In such a constellation, the very idea of a radical social transformation may appear as an impossible dream—yet the term ‘impossible’ should make us stop and think. Today, possible and impossible are distributed in a strange way, both simultaneously exploding into excess. On the one hand, in the domains of personal freedoms and scientific technology, we are told that ‘nothing is impossible’: we can enjoy sex in all its perverse versions, entire archives of music, films and tv series are available to download, space travel is available to everyone (at a price). There is the prospect of enhancing our physical and psychic abilities, of manipulating our basic properties through interventions into the genome; even the tech-gnostic dream of achieving immortality by transforming our identity into software that can be downloaded into one or another set of hardware. On the other hand, in the domain of socio-economic relations, our era perceives itself as the age of maturity in which humanity has abandoned the old millenarian utopian dreams and accepted the constraints of reality—read: capitalist socio-economic reality—with all its impossibilities.
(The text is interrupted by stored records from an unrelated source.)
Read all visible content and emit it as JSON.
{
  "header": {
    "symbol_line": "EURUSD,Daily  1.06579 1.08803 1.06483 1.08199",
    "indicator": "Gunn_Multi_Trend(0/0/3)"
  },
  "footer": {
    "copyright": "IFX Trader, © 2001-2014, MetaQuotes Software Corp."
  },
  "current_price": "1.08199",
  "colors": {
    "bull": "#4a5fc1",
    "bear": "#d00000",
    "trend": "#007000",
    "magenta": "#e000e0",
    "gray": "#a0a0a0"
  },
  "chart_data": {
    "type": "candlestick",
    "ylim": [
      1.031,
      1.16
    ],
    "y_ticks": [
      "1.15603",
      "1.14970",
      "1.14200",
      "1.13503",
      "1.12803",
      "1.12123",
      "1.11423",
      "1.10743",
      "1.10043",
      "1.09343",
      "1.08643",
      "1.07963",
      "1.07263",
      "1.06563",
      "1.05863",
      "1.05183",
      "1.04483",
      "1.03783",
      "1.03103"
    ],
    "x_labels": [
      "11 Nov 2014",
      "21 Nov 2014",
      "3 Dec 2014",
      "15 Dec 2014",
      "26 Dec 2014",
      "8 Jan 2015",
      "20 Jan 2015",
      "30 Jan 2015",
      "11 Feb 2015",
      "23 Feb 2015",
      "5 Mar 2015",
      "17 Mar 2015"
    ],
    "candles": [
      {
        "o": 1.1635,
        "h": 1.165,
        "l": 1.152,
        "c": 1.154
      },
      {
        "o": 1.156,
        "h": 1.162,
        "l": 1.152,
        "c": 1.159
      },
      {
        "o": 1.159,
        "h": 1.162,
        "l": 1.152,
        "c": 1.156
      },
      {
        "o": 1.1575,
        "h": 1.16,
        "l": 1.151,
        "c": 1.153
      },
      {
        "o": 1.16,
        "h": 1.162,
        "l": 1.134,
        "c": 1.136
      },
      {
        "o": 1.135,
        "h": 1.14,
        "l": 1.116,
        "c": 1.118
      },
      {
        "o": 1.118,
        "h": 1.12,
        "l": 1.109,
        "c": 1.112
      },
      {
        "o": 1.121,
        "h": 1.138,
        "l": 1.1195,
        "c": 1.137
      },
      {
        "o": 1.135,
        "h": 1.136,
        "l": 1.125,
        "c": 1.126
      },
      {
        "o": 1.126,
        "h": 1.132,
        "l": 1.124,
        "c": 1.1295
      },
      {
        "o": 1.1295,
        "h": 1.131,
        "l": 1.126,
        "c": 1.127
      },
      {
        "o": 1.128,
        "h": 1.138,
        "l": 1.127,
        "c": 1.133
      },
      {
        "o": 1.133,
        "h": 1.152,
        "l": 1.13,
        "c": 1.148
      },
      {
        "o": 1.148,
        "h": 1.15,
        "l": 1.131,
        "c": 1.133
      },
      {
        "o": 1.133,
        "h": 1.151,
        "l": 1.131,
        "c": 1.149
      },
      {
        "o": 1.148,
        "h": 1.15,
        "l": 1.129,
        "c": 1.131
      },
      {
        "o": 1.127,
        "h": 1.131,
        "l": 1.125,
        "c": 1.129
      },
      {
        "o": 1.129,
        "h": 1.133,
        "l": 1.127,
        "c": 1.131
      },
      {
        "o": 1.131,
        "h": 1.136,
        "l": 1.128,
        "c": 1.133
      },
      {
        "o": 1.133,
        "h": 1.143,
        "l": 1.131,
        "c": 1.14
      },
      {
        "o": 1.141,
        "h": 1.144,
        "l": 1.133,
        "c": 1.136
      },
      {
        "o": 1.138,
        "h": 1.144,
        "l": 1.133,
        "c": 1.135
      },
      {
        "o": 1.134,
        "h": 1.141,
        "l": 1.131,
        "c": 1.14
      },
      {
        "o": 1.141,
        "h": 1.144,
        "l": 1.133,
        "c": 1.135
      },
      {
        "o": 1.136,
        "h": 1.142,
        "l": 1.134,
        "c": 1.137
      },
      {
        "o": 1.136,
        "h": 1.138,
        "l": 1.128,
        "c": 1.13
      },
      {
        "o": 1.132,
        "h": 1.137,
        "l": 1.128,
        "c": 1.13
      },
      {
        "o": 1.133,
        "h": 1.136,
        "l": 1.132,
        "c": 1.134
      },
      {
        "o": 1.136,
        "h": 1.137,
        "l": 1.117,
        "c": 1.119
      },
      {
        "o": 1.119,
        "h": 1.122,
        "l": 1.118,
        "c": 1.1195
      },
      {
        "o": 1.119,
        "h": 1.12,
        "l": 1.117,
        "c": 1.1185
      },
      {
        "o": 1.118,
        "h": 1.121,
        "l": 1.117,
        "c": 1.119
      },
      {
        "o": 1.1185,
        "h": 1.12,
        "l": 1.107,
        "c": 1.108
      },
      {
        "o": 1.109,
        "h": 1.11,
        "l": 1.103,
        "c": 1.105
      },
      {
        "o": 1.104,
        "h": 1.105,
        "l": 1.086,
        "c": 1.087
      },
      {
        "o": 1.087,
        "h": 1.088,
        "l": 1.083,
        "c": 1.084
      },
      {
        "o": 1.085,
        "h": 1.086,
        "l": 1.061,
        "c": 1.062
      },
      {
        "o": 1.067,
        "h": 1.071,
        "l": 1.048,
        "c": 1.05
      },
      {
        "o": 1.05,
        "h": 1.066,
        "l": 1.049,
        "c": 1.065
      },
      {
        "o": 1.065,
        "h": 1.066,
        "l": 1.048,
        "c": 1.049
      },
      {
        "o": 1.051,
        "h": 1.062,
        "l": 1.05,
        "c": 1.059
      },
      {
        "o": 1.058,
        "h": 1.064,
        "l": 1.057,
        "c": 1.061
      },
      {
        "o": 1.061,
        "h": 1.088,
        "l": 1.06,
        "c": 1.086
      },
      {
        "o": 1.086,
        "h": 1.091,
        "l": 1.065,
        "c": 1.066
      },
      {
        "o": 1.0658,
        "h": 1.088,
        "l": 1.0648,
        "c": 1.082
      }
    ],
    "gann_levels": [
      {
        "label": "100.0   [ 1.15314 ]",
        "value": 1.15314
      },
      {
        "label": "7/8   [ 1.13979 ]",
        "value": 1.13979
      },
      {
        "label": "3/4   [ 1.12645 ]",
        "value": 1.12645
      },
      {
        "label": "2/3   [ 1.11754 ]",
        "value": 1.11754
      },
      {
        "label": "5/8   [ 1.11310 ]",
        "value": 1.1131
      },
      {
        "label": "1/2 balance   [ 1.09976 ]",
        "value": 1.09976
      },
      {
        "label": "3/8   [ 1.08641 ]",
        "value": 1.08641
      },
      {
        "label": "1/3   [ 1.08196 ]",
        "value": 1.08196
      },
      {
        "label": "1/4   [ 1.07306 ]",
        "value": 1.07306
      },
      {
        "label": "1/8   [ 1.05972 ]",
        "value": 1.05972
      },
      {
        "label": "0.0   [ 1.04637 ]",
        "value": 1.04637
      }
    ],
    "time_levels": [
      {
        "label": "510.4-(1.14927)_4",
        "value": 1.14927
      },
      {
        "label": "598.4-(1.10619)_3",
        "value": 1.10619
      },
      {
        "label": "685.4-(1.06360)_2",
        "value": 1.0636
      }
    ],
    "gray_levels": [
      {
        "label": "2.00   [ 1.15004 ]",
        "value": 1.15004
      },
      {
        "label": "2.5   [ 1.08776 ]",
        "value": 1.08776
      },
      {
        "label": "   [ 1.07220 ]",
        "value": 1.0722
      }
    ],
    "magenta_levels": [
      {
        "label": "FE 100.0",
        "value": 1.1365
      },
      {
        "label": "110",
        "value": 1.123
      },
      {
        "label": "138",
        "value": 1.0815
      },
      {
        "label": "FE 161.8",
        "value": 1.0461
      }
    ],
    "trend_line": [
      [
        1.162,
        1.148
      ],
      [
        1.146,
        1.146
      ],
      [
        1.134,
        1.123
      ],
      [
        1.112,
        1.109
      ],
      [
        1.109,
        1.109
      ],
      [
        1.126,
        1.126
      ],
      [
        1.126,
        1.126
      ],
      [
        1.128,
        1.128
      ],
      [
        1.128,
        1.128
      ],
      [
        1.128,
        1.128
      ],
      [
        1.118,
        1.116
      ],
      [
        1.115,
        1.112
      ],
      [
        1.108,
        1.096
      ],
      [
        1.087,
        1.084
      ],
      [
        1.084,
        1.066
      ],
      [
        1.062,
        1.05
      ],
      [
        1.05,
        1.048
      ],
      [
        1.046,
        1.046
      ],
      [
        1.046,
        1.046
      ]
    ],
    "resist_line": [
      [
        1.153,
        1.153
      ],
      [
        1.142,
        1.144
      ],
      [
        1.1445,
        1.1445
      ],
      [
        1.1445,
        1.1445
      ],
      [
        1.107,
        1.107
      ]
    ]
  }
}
The commandment you cannot is its mot d’ordre: you cannot engage in large collective acts, which necessarily end in totalitarian terror; you cannot cling to the old welfare state, it makes you non-competitive and leads to economic crisis; you cannot isolate yourself from the global market, without falling prey to the spectre of North Korean juche.
Zizek concludes: "Today we do not know what we have to do, but we have to act now, because the consequence of non-action could be disastrous."
The disruption of existing relationships of power and authority, that the inevitable changes the situation will increasingly demand, goes a long way to explaining the polarization of much of politics today; especially where the world's power is still predominately brokered, the USA. And it is no surprise that the sound and the fury is mostly coming from the right, those who represent those who have much to lose if today's existing relationships of power and authority should ever change.
So that is the real bottom line: we have the privilege of living in a time of profound changes... a time of fear and a time of hope. As to hope, hopefully the metaphor that titles this post is apt, and the darkest hour does come just before dawn. DS